The Arlington County Board moved forward with the county's planned $80 million riverfront aquatics center by approving its master plan.

The facility -- which includes a 50-meter pool, a water park with a lazy river, a teaching pool and a hot water therapy pool along with several fitness rooms and an indoor track -- would be part of Long Bridge Park in Crystal City. The park is home to multiple lighted outdoor fields and event spaces along the Potomac River.

"Our actions today move us closer to realizing the dream of transforming a former brown field into one of the region's most dynamic parks, recreation and athletic facilities in one of its most beautiful natural settings," Arlington County Board Chairman J. Walter Tejada said in a statement. "Long Bridge Park's fields, views and esplanade already serve thousands of Arlingtonians. Soon, many more also will be able to swim, play indoor sports or exercise year-round in this unique park."

The pool complex has been met with some pushback over the past few months, mainly from critics questioning the facility's price tag. The Arlington Republican Committee joined forces with the county Green Party last year to speak out against the project before Election Day, calling on the county to scrap the plan or find a cheaper alternative.

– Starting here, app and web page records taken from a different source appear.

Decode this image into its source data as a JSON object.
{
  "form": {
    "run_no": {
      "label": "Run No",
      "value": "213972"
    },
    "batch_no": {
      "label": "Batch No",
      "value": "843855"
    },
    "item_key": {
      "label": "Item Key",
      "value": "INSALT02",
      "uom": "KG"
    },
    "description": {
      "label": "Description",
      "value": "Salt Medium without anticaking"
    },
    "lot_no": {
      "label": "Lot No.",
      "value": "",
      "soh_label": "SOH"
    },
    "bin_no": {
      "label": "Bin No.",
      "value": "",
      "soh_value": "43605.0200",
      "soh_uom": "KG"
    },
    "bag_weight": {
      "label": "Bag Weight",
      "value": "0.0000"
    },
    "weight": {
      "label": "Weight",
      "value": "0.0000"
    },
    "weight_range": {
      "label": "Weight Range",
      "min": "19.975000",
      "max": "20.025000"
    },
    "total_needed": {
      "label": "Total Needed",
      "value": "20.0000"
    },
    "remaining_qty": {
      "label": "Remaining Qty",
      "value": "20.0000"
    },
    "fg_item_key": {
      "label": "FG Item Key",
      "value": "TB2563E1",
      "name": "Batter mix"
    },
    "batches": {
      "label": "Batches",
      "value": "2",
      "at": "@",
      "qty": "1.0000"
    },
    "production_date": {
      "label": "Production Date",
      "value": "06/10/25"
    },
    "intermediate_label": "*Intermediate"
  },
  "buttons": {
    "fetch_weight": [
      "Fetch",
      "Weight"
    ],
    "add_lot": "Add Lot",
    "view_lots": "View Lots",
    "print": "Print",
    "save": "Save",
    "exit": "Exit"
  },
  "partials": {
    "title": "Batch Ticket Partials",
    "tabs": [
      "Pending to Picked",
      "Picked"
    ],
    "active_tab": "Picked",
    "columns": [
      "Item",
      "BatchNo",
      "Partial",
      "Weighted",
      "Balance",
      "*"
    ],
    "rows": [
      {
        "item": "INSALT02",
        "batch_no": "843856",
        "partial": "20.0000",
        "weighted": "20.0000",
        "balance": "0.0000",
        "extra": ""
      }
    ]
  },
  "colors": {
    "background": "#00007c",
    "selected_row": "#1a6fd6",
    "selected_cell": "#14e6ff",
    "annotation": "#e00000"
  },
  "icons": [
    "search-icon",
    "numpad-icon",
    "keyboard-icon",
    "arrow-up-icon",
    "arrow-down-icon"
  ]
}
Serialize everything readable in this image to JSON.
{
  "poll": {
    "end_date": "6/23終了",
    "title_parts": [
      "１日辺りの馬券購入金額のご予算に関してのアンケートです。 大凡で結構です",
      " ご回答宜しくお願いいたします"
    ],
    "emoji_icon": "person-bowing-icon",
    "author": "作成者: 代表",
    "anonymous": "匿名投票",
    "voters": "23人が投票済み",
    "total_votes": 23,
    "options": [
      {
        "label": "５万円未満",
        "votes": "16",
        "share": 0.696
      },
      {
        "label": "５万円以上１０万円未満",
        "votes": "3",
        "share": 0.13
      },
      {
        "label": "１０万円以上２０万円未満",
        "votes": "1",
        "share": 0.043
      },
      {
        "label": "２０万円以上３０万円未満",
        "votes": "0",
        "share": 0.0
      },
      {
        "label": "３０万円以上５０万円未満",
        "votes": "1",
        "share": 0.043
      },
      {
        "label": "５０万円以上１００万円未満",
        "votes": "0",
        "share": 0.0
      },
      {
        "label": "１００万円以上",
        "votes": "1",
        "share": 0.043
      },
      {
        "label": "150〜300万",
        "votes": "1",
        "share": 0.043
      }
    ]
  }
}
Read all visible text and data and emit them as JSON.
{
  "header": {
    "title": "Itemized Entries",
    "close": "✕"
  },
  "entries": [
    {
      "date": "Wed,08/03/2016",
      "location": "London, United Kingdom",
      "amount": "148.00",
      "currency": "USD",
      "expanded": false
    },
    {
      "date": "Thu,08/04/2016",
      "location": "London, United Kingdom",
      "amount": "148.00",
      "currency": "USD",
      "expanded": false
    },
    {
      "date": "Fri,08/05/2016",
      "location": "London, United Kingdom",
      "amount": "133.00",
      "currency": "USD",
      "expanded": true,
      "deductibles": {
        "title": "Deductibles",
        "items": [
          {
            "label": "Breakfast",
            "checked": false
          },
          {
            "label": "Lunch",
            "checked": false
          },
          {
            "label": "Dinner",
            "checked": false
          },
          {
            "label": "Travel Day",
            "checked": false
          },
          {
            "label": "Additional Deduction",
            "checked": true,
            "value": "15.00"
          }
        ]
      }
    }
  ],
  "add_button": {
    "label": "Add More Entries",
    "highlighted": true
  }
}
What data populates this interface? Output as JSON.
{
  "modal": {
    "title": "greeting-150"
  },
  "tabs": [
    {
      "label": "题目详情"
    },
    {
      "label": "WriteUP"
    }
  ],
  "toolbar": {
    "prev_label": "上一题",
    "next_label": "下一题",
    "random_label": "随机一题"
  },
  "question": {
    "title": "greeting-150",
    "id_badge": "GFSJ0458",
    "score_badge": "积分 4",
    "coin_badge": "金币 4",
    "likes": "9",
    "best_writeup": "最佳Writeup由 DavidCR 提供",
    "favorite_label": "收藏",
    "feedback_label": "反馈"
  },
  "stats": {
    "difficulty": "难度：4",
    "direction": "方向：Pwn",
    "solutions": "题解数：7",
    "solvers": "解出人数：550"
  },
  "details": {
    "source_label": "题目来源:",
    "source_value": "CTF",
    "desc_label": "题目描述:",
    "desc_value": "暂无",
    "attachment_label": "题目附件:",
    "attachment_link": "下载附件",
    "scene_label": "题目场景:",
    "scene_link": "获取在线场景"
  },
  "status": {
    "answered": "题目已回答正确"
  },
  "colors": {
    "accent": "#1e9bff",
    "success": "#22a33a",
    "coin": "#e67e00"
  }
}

Arlington officials countered that the county only has three swimming pools -- all at local high schools -- and that more and more residents were participating in aquatics programs. That November's ballot initiative for a $50 million bond to pay for the complex's construction was approved by 63 percent of voters.

The board also approved a special use permit to open a homeless shelter in a county-owned building on 14th Street. The shelter, which is expected to open in 2014, would house 50 permanent beds, five medical respite beds and 25 extra beds during the winter. The planned shelter also includes support services, a dining area and office space.

"Arlington has long needed a permanent, year-round, comprehensive Homeless Services Center," Tejada said. "The county has been working with neighboring residents and the broader community, and will continue to work with them to address concerns about security and other areas as this project moves forward."